Awarding the most five stars, Ian Elliot said this specific ebook, which he reviewed in its authentic version, targets to make HTML 5 an awful lot clearer, and in principle, it succeeds. According to Ian, the universal style of the ebook is exceptional. You experience as if you are studying a chat with an informed pal who isn’t always afraid to, on occasion, say something definitive and possibly even controversial.
This is a book about HTML, including HTML five, CSS, and a lot more, and I am giving it four. Five stars, Ian Elliot defined that it takes an approach you could describe as “hand-coding HTML and CSS,” which is of the path now, not what everybody does.
However, Ian concludes that if you’re searching out, it is a great, consistent-paced advent that won’t confuse you. It isn’t always a cookbook of techniques that shows you how to do large things, assemble a multicolumn format, or something barely innovative. It’s worth declaring that the eighth Edition with greater HTML five coverage is simplest to be had inside the Kindle version – the print edition hasn’t been up to date.

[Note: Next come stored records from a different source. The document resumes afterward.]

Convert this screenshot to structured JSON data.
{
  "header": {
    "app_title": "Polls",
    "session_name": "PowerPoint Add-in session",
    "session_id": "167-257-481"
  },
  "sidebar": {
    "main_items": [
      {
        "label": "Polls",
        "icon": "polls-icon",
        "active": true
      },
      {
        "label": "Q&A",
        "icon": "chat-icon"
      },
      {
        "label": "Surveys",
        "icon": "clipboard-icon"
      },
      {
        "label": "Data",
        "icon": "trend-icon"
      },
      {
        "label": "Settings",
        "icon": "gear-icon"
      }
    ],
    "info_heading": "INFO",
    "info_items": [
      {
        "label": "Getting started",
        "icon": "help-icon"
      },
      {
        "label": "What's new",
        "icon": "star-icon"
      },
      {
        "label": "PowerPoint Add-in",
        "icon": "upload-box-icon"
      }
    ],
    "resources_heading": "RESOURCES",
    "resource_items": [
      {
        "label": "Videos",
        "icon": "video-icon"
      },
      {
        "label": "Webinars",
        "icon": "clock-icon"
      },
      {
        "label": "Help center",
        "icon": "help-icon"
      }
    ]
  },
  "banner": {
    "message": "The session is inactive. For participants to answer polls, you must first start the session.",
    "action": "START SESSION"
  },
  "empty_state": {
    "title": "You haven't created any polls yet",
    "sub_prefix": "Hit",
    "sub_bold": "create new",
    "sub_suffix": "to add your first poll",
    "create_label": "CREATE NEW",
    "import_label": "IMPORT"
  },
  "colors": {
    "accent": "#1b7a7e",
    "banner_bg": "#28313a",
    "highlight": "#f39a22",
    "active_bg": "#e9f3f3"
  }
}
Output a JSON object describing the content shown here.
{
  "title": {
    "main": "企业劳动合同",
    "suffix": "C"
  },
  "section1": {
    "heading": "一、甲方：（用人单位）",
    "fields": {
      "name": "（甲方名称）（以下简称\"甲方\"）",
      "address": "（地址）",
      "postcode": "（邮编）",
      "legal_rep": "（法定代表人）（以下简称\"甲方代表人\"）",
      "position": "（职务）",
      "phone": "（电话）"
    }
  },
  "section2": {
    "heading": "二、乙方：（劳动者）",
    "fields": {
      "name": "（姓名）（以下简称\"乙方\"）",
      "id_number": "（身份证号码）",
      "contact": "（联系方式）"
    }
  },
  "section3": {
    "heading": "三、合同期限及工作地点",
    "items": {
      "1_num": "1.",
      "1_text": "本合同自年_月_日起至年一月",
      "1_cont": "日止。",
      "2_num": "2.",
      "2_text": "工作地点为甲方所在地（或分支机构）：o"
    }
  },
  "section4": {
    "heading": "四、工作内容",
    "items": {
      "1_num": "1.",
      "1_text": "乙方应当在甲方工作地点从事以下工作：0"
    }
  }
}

Ian Elliot started his overview of this pocket primer for HTML5, saying: “Oh no, no longer greater uninteresting summaries of semantic tags – however, this one is excellent.” He gave it 4. Five stars stated this is a neat advent to many HTML5 technologies. However, Ian warns that none of the introductions is “extensive.” Also, you will not find the ebook especially useful when you graduate from an amateur in any of the kinds.